- “All things come into being through opposition, and are in flux like a river.” -- Heraclitus. Like Xenophanes, Heraclitus rejected the anthropomorphism of popular religion, but what is peculiar to Heraclitus is the sheer sweep of his vision of the world-order as a dynamic equilibrium of opposite movements.
- The life of the world-order lies in continual change.
- The tension of opposing forces which Anaximander calls “injustice” are part of the cosmic process itself; without them there would be no alteration of summer and winter. These “injustices” which the opposites commit against each other are as essential to the well-being of the whole as the reparation which they make to one another.

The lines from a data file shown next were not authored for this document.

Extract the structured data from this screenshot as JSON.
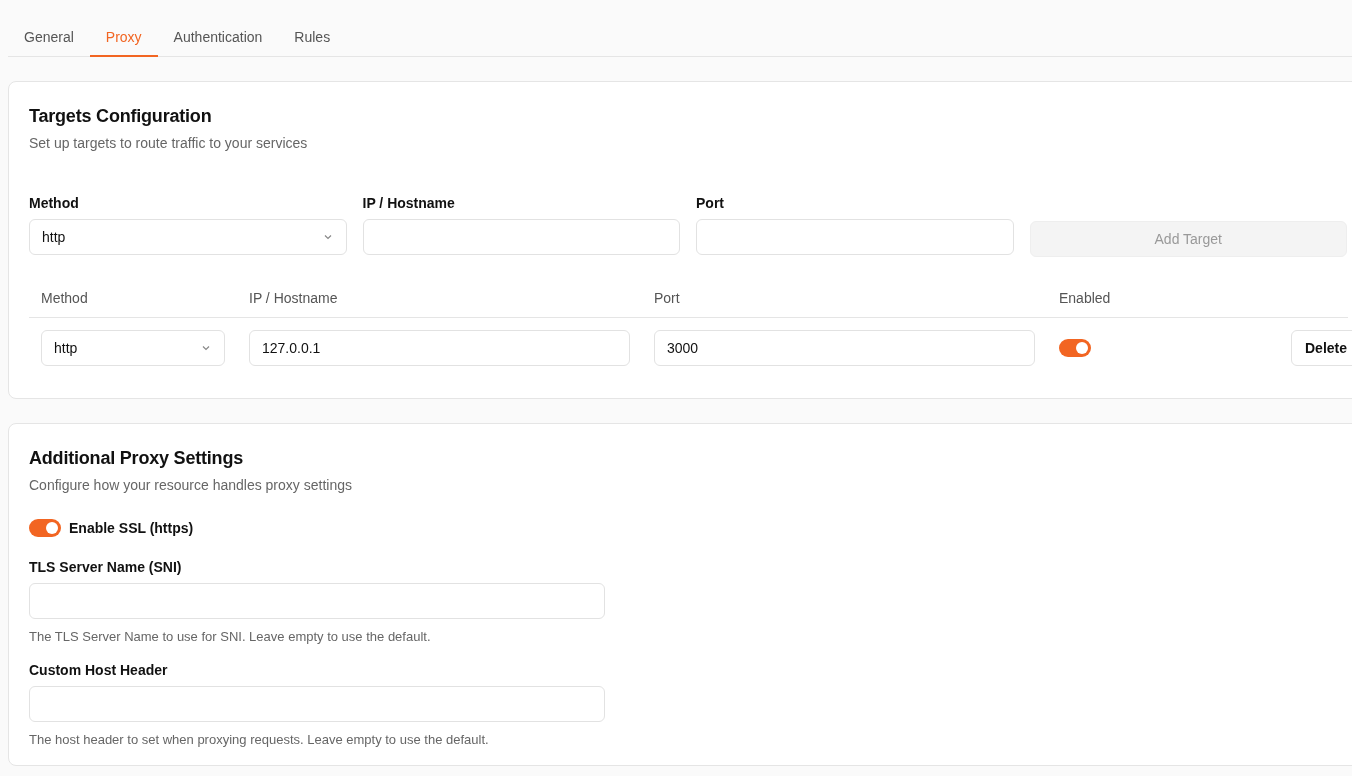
{
  "tabs": [
    {
      "label": "General",
      "selected": false
    },
    {
      "label": "Proxy",
      "selected": true
    },
    {
      "label": "Authentication",
      "selected": false
    },
    {
      "label": "Rules",
      "selected": false
    }
  ],
  "targets_configuration": {
    "title": "Targets Configuration",
    "subtitle": "Set up targets to route traffic to your services",
    "form": {
      "fields": [
        {
          "label": "Method",
          "kind": "select",
          "value": "http"
        },
        {
          "label": "IP / Hostname",
          "kind": "text"
        },
        {
          "label": "Port",
          "kind": "text"
        }
      ],
      "add_button": {
        "label": "Add Target",
        "disabled": true
      }
    },
    "table": {
      "columns": [
        "Method",
        "IP / Hostname",
        "Port",
        "Enabled"
      ],
      "rows": [
        {
          "method": "http",
          "ip": "127.0.0.1",
          "port": "3000",
          "enabled": true,
          "action": "Delete"
        }
      ]
    }
  },
  "additional_proxy_settings": {
    "title": "Additional Proxy Settings",
    "subtitle": "Configure how your resource handles proxy settings",
    "ssl_toggle": {
      "label": "Enable SSL (https)",
      "on": true
    },
    "fields": [
      {
        "label": "TLS Server Name (SNI)",
        "help": "The TLS Server Name to use for SNI. Leave empty to use the default."
      },
      {
        "label": "Custom Host Header",
        "help": "The host header to set when proxying requests. Leave empty to use the default."
      }
    ]
  }
}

In the eyes of the gods, therefore, they are not injustices at all, for their occurrence is necessary to the functioning of the cosmos.
- The modern humanist might take issue with Heraclitus’ sanctification of war, but it must be acknowledged that, since he turned his attention beyond explanations of natural phenomena — beyond physics — Heraclitus was in a sense the founder of Greek metaphysics, even though his successor, Parmenides, is almost universally regarded as the founder of this branch of philosophy.
Commentary: Heraclitus was correct to say that we live in a world of opposite forces. Lehi revealed this fact in the Book of Mormon, in second Nephi:
For it must needs be, that there is an opposition in all things. If not so, my first-born in the wilderness, righteousness could not be brought to pass, neither wickedness, neither holiness nor misery, neither good nor bad. Wherefore, all things must needs be a compound in one; wherefore, if it should be one body it must needs remain as dead, having no life neither death, nor corruption nor incorruption, happiness nor misery, neither sense nor insensibility.
Wherefore, it must needs have been created for a thing of naught; wherefore there would have been no purpose in the end of its creation. Wherefore, this thing must needs destroy the wisdom of God and his eternal purposes, and also the power, and the mercy, and the justice of God.
2nd Nephi 2:11-12.
However, Heraclitus was only half-right in saying that every man shared the same soul. It is true that we do, however, as much as we are connected, everyone has a separate and distinct personality. And as much as we are separate from each other, we are all connected. I'm you and you're me; yet I have a different personality from you so that you can gain perspective on your own life.